This blog is a guest post from a friend of ATD Fourth World.

Hi. My name is Hazel, and I am a single mum from Fife. My sons are 18 and 16 now and I have been on my own with them for around 14 years.

In that 14 years, I have been in several different situations, from working full time on a good wage with no benefits to relying solely on benefits and only benefits to live. In this time, I have gone from being able to walk around Asda putting anything in my basket without thinking to sticking to a strict shopping list in Aldi as I have very little money to provide us with food for the week. I have been in the position where I have had to go without food to provide money for fuel to heat my kids home for the week and I have also had to turn to foodbanks for help as I’ve had no money left. The stress, anxiety and guilt this caused was life-changing for me. I was once strong, independent and confident; but it took all my strength to battle through week to week and left me with no confidence or self-esteem. I felt a failure as a mother and as a person.

My main source of income when I was in work was from jobs in the care sector, mostly zero-hour contracts and minimum wage. The trouble with this is no reliability, no idea the number of hours you will work from week to week and in turn no idea what wage you will get at the end of the month.
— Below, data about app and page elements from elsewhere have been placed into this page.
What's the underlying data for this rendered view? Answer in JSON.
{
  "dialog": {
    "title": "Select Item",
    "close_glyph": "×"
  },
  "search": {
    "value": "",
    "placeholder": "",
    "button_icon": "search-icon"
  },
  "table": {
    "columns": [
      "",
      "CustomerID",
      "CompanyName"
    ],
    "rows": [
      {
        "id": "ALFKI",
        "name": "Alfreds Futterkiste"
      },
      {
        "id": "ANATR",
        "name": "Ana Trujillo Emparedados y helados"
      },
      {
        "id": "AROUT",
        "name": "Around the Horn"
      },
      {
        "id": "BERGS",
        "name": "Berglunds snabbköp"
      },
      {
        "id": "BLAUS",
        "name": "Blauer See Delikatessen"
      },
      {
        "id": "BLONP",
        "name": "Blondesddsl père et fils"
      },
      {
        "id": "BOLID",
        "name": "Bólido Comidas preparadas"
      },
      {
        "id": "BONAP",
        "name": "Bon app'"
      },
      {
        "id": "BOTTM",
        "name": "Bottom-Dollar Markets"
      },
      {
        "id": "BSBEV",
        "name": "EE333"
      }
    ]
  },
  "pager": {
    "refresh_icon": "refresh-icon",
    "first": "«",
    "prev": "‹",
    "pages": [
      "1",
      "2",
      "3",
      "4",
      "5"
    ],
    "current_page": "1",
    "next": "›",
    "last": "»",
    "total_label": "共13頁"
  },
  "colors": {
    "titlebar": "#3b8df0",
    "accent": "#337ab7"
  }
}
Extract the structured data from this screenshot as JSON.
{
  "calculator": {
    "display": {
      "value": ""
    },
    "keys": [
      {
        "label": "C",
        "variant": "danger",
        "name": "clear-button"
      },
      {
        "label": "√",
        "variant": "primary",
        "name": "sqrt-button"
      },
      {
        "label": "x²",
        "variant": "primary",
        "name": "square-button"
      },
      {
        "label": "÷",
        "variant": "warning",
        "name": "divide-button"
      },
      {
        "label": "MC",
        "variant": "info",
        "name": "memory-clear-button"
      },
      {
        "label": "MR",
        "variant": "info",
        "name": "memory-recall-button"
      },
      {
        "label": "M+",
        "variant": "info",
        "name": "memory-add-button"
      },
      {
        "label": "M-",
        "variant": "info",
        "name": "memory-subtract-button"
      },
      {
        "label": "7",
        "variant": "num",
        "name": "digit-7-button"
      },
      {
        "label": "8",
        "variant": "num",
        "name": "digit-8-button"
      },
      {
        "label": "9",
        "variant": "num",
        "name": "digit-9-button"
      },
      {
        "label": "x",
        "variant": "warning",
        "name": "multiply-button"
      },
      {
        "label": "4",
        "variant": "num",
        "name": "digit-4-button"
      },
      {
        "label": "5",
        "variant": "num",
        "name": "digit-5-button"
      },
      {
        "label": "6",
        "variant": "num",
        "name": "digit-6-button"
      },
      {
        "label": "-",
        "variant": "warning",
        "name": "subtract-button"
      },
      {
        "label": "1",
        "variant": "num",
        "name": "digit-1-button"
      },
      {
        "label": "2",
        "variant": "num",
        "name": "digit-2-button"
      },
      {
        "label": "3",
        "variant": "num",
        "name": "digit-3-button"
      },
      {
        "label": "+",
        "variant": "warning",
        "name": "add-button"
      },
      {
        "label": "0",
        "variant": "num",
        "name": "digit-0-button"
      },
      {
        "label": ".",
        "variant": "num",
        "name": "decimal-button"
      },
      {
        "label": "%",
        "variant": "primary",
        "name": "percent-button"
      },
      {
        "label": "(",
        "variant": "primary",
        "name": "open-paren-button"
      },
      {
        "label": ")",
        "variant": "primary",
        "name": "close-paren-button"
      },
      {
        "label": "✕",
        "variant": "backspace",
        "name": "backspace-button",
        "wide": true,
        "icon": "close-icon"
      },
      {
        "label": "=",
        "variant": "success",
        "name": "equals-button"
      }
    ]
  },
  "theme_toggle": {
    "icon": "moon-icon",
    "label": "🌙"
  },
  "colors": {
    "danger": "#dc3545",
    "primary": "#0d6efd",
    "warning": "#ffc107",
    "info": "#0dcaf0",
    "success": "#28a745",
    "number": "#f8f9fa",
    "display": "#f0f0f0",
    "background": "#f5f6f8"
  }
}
The stress of this and the building debt caused acute stress and anxiety to the point that I had to quit.

I became involved with Joseph Rowntree Foundation as I am extremely passionate about raising awareness of poverty in the UK and the real suffering that goes on behind closed doors for far too many families.

The project with JRF, called Involve, is allowing people who have experience of in-work poverty especially to be included in the shaping of the project right from the start. From discussing the issues faced by poverty, we were able to think of the themes of the project and give our thoughts and ideas on how the project should look. Those experiencing poverty had a say in the project, what would work and what wouldn’t from their perspective. This was different from previous JRF projects and was an exciting, innovative way of working which we hope will bring fresh new results from the research and new ideas for recommendations for changes to eradicate poverty in the UK.
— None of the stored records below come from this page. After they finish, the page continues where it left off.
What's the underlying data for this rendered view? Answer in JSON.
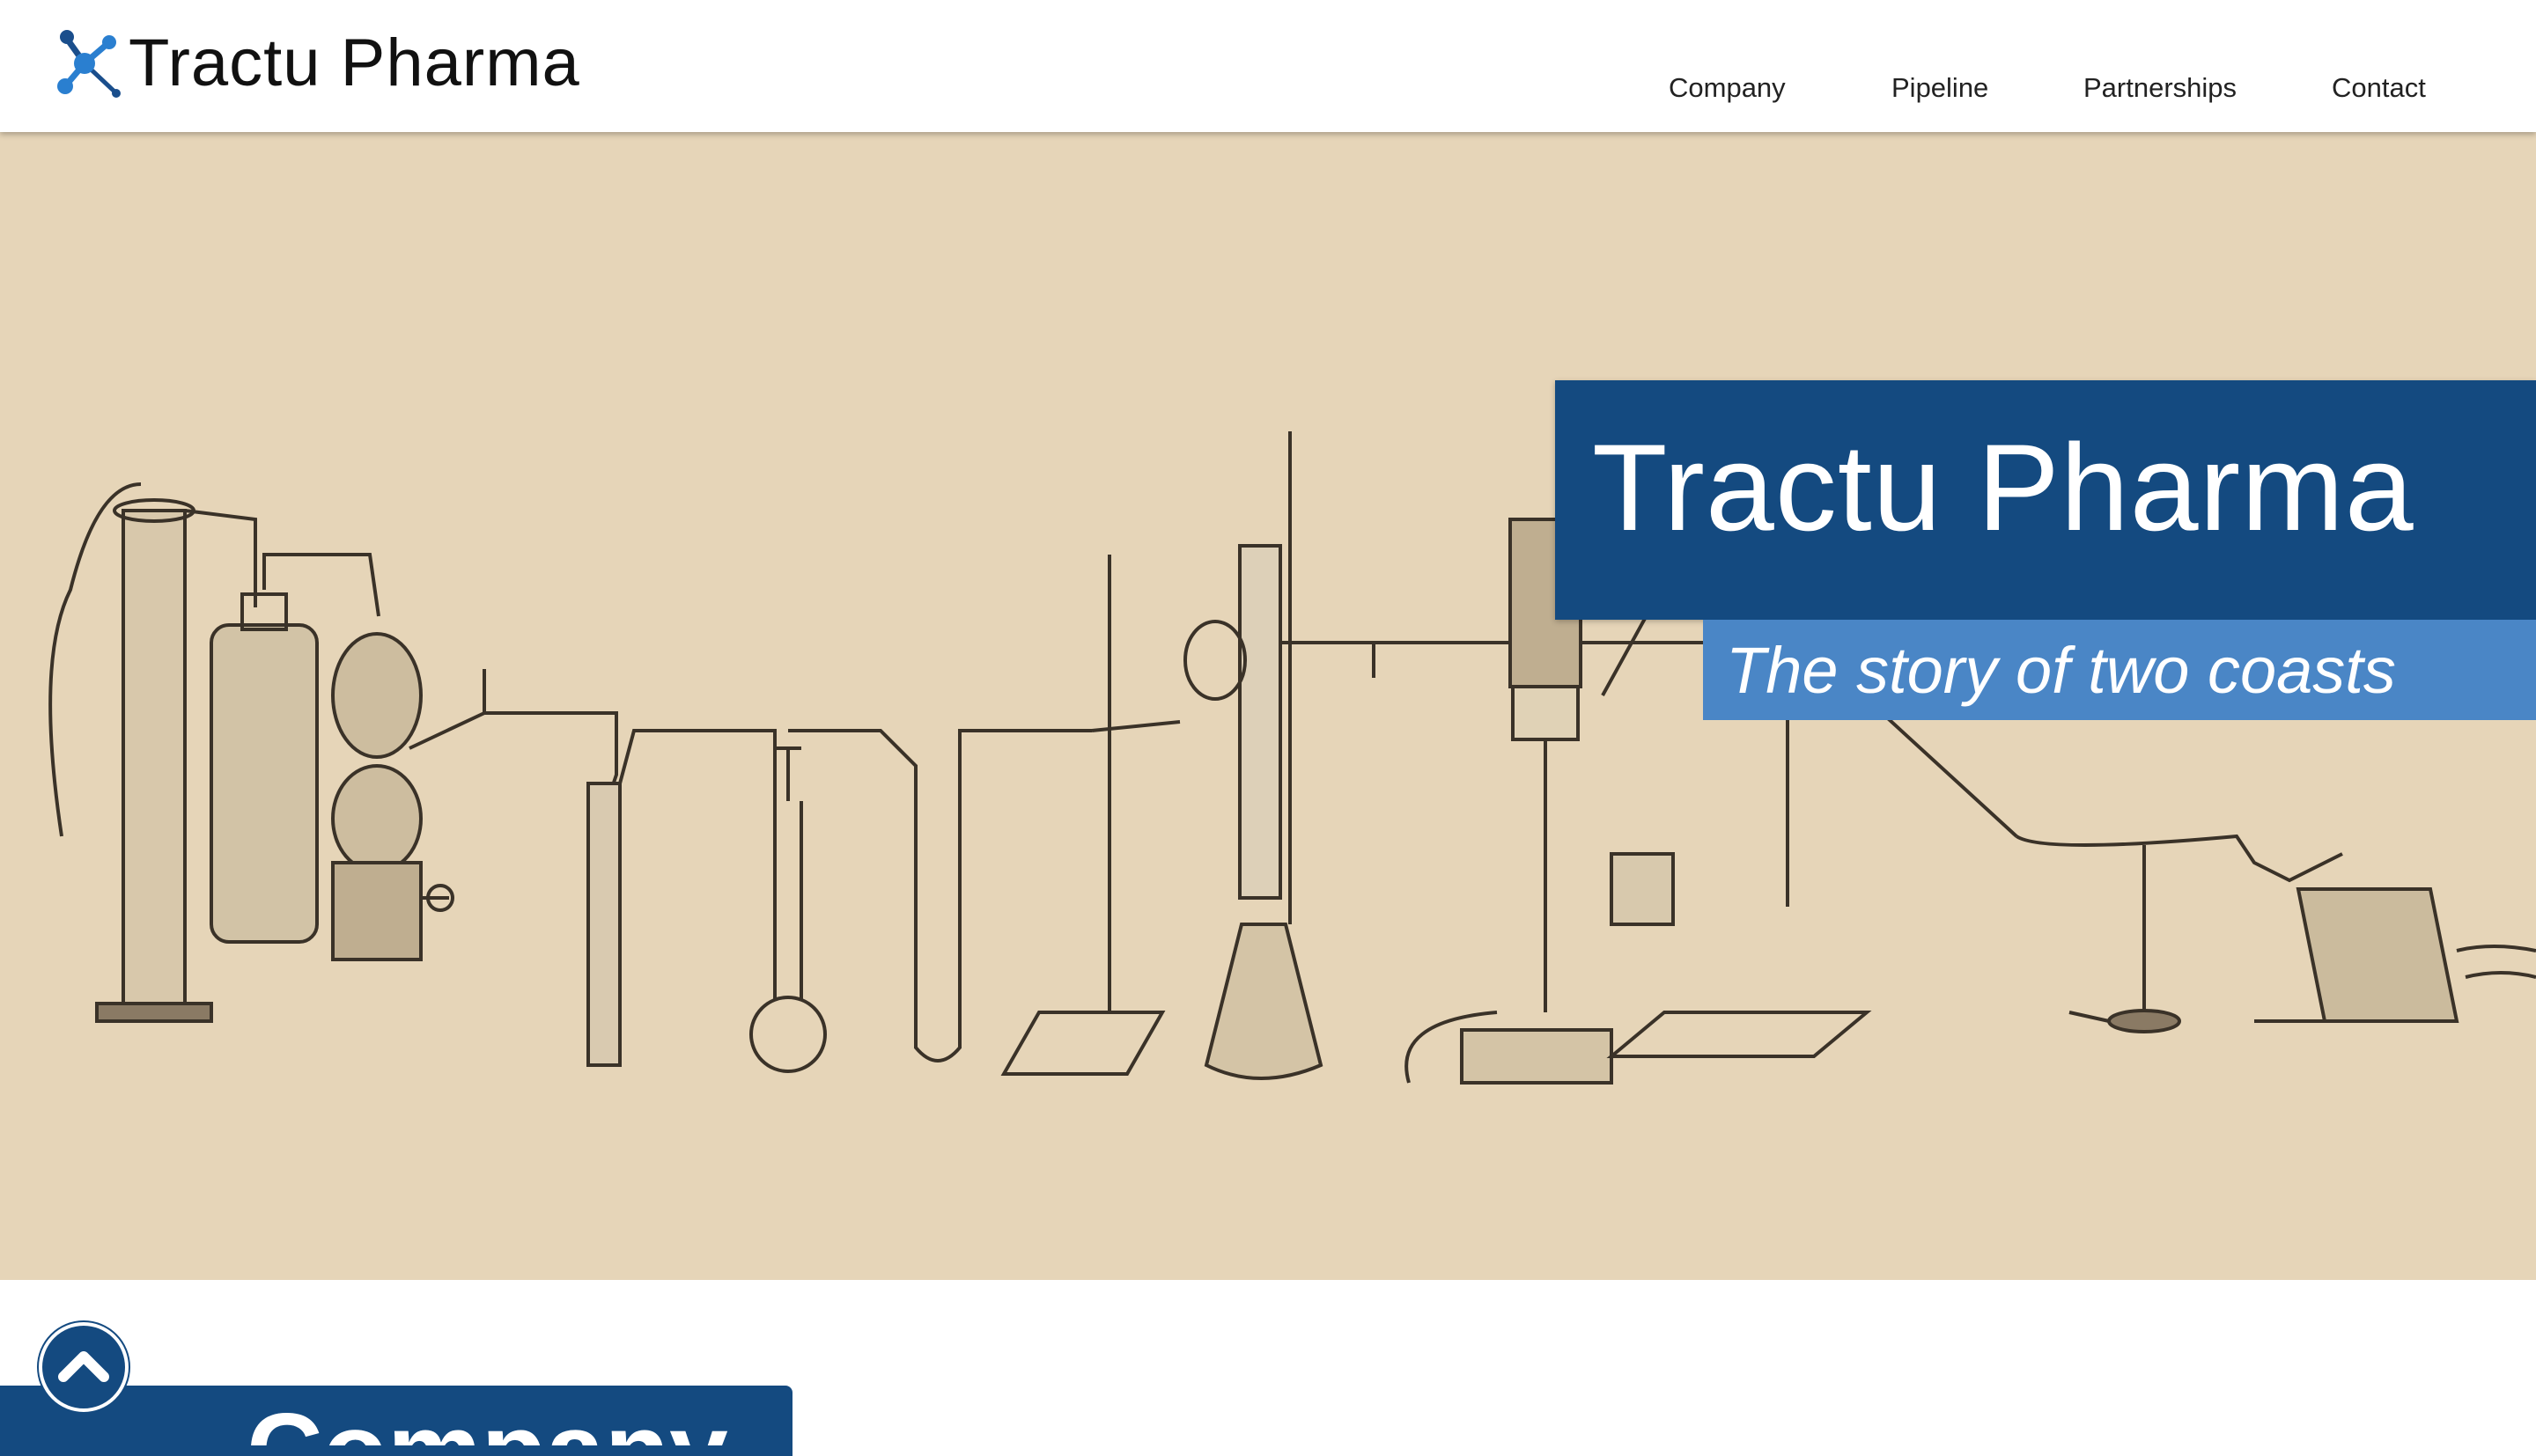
{
  "header": {
    "brand": "Tractu Pharma",
    "logo_icon": "molecule-icon",
    "nav": [
      "Company",
      "Pipeline",
      "Partnerships",
      "Contact"
    ]
  },
  "hero": {
    "title": "Tractu Pharma",
    "subtitle": "The story of two coasts"
  },
  "colors": {
    "primary_blue": "#144a80",
    "accent_blue": "#4a86c6",
    "hero_background": "#e6d5b8"
  },
  "section": {
    "heading": "Company"
  },
  "scroll_top_icon": "chevron-up-icon"
}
All the families I have spoken to over the years want to work and they want to be earning their own money — but there are too many hurdles in their way. Lack of jobs for example, lack of accessible, affordable childcare, lack of transport. For some it’s a lack of confidence and no idea where to start.

I do not feel there is one quick fix for this. I feel a lot of different things need to come together to allow families to get out of the poverty trap and live a good decent quality of life. This would include availability of jobs with a flexible attitude to hours and shifts to allow for parents of young children. A reasonable rate of pay, a living wage with a top of from the government if need be. The rate of benefits would need to increase yearly to match the rate of inflation and the minimum families are required to live on — needs to be realistic and allow for emergencies and savings. Adequate childcare needs to be available, incentives should be made available to anyone willing to offer childcare facilities out with the norm 9-5 Monday–Friday timetable. Mon-Fri 9-5 is not realistic for families.

Rent, council tax, transport and childcare need to be capped at a reasonable price to prevent agencies and companies from charging ridiculous rates to families and taking advantage of the vulnerable.

I feel that if everyone works in sync with everyone it will all work for the better, more families working and being able to spend money on their families for clothes, food, leisure activities etc. This would have such a positive impact on all areas of family life, society and the economy as a whole.

Thanks for taking the time to read my blog.

 — Hazel